Input data Block Start
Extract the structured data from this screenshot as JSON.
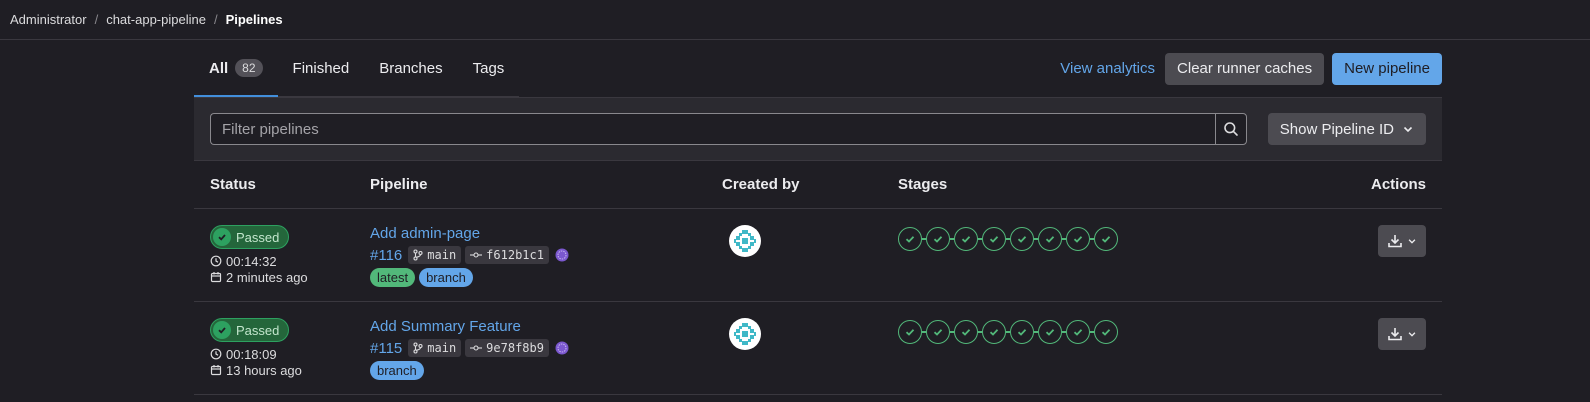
{
  "breadcrumb": [
    "Administrator",
    "chat-app-pipeline",
    "Pipelines"
  ],
  "tabs": [
    {
      "label": "All",
      "count": "82"
    },
    {
      "label": "Finished"
    },
    {
      "label": "Branches"
    },
    {
      "label": "Tags"
    }
  ],
  "toolbar": {
    "view_analytics": "View analytics",
    "clear_caches": "Clear runner caches",
    "new_pipeline": "New pipeline"
  },
  "filter": {
    "placeholder": "Filter pipelines",
    "show_id_label": "Show Pipeline ID"
  },
  "columns": {
    "status": "Status",
    "pipeline": "Pipeline",
    "created_by": "Created by",
    "stages": "Stages",
    "actions": "Actions"
  },
  "rows": [
    {
      "status": "Passed",
      "duration": "00:14:32",
      "finished": "2 minutes ago",
      "title": "Add admin-page",
      "id": "#116",
      "branch": "main",
      "commit": "f612b1c1",
      "labels": [
        "latest",
        "branch"
      ],
      "stages_passed": 8
    },
    {
      "status": "Passed",
      "duration": "00:18:09",
      "finished": "13 hours ago",
      "title": "Add Summary Feature",
      "id": "#115",
      "branch": "main",
      "commit": "9e78f8b9",
      "labels": [
        "branch"
      ],
      "stages_passed": 8
    }
  ],
  "colors": {
    "background": "#1f1e24",
    "accent_blue": "#63a6e9",
    "success_green": "#52b87a",
    "badge_green": "#24663b"
  },
  "icons": [
    "search-icon",
    "chevron-down-icon",
    "check-icon",
    "clock-icon",
    "calendar-icon",
    "branch-icon",
    "commit-icon",
    "download-icon"
  ]
}
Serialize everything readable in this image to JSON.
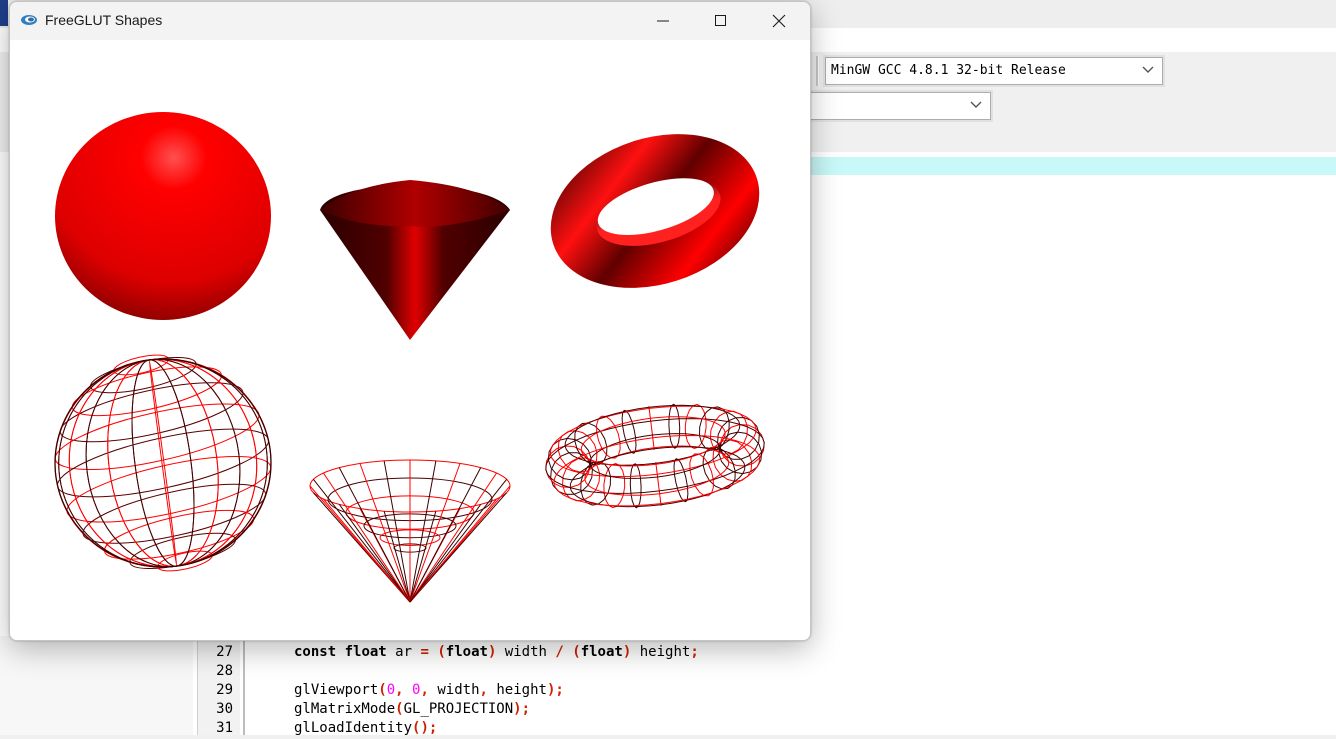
{
  "ide": {
    "compiler_combo": {
      "value": "MinGW GCC 4.8.1 32-bit Release"
    },
    "second_combo": {
      "value": ""
    },
    "code_lines": [
      {
        "num": "27",
        "parts": [
          {
            "t": "const",
            "c": "kw"
          },
          {
            "t": " "
          },
          {
            "t": "float",
            "c": "kw"
          },
          {
            "t": " ar "
          },
          {
            "t": "=",
            "c": "pu"
          },
          {
            "t": " "
          },
          {
            "t": "(",
            "c": "pu"
          },
          {
            "t": "float",
            "c": "kw"
          },
          {
            "t": ")",
            "c": "pu"
          },
          {
            "t": " width "
          },
          {
            "t": "/",
            "c": "pu"
          },
          {
            "t": " "
          },
          {
            "t": "(",
            "c": "pu"
          },
          {
            "t": "float",
            "c": "kw"
          },
          {
            "t": ")",
            "c": "pu"
          },
          {
            "t": " height"
          },
          {
            "t": ";",
            "c": "pu"
          }
        ]
      },
      {
        "num": "28",
        "parts": []
      },
      {
        "num": "29",
        "parts": [
          {
            "t": "glViewport"
          },
          {
            "t": "(",
            "c": "pu"
          },
          {
            "t": "0",
            "c": "num"
          },
          {
            "t": ",",
            "c": "pu"
          },
          {
            "t": " "
          },
          {
            "t": "0",
            "c": "num"
          },
          {
            "t": ",",
            "c": "pu"
          },
          {
            "t": " width"
          },
          {
            "t": ",",
            "c": "pu"
          },
          {
            "t": " height"
          },
          {
            "t": ");",
            "c": "pu"
          }
        ]
      },
      {
        "num": "30",
        "parts": [
          {
            "t": "glMatrixMode"
          },
          {
            "t": "(",
            "c": "pu"
          },
          {
            "t": "GL_PROJECTION"
          },
          {
            "t": ");",
            "c": "pu"
          }
        ]
      },
      {
        "num": "31",
        "parts": [
          {
            "t": "glLoadIdentity"
          },
          {
            "t": "();",
            "c": "pu"
          }
        ]
      }
    ]
  },
  "glut_window": {
    "title": "FreeGLUT Shapes",
    "icon": "opengl-app-icon",
    "buttons": {
      "minimize": "minimize-icon",
      "maximize": "maximize-icon",
      "close": "close-icon"
    },
    "shapes": [
      {
        "name": "solid-sphere",
        "kind": "sphere",
        "style": "solid"
      },
      {
        "name": "solid-cone",
        "kind": "cone",
        "style": "solid"
      },
      {
        "name": "solid-torus",
        "kind": "torus",
        "style": "solid"
      },
      {
        "name": "wire-sphere",
        "kind": "sphere",
        "style": "wire"
      },
      {
        "name": "wire-cone",
        "kind": "cone",
        "style": "wire"
      },
      {
        "name": "wire-torus",
        "kind": "torus",
        "style": "wire"
      }
    ],
    "colors": {
      "shape": "#ff0000",
      "shadow": "#3a0000",
      "background": "#ffffff"
    }
  }
}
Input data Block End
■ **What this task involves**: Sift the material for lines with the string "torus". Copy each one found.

■ **Answer section**:
        "name": "solid-torus",
        "kind": "torus",
        "name": "wire-torus",
        "kind": "torus",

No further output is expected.